* **Instructions for the task**: Please give the count of lines below that include "Sedlar" and leave out everything else.

* **Provided records**:
______

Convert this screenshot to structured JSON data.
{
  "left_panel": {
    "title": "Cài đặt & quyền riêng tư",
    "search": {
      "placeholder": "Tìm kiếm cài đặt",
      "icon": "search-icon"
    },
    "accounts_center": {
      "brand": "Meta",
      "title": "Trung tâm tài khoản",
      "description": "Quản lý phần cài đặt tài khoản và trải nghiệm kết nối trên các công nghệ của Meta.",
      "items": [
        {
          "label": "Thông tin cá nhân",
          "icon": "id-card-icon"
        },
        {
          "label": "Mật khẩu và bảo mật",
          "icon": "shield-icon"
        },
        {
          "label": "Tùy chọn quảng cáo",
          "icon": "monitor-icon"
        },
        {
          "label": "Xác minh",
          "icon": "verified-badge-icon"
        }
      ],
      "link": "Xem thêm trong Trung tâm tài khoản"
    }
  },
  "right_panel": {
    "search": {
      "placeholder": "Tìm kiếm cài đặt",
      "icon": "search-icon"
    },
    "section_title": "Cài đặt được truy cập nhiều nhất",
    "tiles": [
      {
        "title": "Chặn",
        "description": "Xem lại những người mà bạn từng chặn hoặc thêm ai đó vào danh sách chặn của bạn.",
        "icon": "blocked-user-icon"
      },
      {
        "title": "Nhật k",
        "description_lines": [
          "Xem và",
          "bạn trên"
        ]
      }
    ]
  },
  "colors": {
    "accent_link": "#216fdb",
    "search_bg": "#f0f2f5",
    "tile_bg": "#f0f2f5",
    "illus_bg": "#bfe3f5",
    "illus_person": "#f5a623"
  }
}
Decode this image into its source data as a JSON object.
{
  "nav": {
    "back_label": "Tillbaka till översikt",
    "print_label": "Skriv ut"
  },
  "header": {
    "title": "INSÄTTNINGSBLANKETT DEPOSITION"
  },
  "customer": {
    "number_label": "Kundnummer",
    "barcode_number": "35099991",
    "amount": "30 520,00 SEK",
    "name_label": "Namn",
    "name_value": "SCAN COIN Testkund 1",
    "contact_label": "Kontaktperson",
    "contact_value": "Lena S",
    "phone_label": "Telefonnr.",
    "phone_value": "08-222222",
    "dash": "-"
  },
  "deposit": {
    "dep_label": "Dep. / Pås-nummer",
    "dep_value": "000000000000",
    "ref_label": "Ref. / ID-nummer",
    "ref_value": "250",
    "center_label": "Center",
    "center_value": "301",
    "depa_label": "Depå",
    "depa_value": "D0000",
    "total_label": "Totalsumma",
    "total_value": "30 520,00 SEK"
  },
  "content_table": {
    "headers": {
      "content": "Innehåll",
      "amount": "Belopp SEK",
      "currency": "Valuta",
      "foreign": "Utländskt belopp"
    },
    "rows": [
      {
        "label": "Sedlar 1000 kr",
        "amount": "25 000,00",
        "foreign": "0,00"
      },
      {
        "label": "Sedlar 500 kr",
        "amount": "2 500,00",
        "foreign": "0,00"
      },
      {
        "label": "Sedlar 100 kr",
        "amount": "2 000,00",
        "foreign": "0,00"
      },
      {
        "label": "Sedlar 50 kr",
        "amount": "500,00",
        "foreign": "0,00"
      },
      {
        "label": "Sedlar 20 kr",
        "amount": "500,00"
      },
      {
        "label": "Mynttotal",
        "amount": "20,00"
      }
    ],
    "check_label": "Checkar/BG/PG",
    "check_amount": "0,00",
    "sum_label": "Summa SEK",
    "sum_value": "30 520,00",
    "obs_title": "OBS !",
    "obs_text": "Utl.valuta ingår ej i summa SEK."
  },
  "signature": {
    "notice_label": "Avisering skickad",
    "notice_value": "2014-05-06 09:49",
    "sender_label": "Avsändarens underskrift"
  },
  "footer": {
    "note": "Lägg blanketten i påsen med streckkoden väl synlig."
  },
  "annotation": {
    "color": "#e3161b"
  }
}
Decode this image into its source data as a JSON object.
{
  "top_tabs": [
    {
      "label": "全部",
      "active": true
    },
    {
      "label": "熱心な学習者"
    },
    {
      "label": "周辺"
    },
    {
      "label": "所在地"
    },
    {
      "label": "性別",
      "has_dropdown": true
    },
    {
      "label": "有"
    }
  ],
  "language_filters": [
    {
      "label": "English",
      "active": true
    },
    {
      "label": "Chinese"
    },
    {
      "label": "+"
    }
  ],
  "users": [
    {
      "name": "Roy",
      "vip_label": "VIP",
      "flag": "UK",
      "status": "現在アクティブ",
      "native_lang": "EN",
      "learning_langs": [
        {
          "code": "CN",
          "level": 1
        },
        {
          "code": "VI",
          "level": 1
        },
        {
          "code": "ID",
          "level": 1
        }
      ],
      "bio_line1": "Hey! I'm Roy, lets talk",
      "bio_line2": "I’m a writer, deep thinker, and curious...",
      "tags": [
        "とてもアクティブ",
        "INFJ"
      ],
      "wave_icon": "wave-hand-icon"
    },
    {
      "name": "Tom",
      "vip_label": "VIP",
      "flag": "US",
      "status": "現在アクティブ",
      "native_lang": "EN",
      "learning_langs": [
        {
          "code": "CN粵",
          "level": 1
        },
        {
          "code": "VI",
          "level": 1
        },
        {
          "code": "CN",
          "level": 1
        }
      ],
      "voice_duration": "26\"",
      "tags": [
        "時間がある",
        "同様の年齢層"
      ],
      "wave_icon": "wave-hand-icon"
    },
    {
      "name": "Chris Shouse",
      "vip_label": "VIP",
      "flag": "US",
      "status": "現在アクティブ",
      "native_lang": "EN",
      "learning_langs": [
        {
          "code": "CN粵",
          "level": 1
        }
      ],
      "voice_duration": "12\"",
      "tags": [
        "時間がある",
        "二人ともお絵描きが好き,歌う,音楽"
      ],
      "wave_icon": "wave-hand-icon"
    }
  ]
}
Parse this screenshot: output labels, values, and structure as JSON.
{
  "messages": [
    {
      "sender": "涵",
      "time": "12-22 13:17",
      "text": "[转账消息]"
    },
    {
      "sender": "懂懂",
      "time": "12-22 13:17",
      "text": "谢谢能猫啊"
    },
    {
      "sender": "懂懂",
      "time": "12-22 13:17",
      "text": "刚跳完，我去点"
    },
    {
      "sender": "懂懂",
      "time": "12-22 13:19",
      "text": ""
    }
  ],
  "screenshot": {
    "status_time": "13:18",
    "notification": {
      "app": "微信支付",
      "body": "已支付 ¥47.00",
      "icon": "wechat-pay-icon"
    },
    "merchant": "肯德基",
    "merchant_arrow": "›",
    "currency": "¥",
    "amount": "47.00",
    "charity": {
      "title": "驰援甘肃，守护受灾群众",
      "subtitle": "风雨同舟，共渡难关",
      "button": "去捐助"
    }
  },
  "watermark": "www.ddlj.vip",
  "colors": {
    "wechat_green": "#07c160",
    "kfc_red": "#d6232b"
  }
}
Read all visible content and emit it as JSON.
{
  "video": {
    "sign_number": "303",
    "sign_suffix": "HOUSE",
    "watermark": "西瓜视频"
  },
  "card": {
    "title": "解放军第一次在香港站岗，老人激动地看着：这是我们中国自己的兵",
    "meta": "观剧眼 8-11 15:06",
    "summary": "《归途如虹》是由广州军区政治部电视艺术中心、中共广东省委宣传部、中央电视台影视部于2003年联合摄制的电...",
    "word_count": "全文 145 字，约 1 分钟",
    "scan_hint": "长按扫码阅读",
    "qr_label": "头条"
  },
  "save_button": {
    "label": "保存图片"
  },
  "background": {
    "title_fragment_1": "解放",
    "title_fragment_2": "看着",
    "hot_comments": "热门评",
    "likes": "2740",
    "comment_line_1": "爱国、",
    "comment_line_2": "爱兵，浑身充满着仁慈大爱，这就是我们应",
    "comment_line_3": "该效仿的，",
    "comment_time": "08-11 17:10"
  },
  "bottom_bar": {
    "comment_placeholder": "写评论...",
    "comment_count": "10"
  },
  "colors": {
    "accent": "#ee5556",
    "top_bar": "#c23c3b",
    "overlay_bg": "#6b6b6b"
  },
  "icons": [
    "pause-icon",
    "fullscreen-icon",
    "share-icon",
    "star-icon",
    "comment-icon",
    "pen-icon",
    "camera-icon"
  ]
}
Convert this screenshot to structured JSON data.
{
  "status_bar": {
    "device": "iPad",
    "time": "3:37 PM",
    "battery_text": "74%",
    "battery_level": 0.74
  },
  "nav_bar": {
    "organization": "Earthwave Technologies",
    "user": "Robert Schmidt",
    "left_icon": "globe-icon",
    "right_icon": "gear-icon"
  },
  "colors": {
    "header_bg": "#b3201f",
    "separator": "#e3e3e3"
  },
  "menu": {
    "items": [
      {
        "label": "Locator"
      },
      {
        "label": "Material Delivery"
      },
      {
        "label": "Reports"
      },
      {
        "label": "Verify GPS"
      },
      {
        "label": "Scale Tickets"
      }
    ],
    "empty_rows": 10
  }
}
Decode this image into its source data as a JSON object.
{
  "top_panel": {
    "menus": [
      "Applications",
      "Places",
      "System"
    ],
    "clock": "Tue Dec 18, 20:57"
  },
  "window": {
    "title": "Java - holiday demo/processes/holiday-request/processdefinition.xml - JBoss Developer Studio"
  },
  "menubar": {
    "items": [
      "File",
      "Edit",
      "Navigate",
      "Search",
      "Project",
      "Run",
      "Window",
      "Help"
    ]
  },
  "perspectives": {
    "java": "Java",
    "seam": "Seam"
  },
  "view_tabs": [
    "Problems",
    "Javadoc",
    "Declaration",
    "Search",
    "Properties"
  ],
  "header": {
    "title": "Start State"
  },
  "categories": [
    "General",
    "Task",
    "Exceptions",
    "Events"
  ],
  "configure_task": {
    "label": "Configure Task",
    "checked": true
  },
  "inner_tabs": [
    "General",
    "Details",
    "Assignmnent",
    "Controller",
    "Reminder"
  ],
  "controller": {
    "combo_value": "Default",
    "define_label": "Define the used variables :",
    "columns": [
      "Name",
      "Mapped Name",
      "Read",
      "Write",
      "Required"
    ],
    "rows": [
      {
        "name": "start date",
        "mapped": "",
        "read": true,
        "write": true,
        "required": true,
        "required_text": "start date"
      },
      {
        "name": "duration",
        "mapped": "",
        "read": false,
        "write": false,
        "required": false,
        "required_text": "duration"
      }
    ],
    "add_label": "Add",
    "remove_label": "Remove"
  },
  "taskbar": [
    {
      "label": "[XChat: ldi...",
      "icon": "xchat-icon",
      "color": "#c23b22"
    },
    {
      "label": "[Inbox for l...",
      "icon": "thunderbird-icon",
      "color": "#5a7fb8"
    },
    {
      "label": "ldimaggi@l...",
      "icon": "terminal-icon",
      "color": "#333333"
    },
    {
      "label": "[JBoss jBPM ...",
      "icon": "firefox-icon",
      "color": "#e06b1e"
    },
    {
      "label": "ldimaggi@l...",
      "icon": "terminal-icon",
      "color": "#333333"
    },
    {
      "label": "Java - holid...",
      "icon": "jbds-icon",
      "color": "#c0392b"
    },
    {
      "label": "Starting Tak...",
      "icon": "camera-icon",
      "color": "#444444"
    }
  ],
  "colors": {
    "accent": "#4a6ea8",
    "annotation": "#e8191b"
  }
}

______

* **Reply to the task**: 5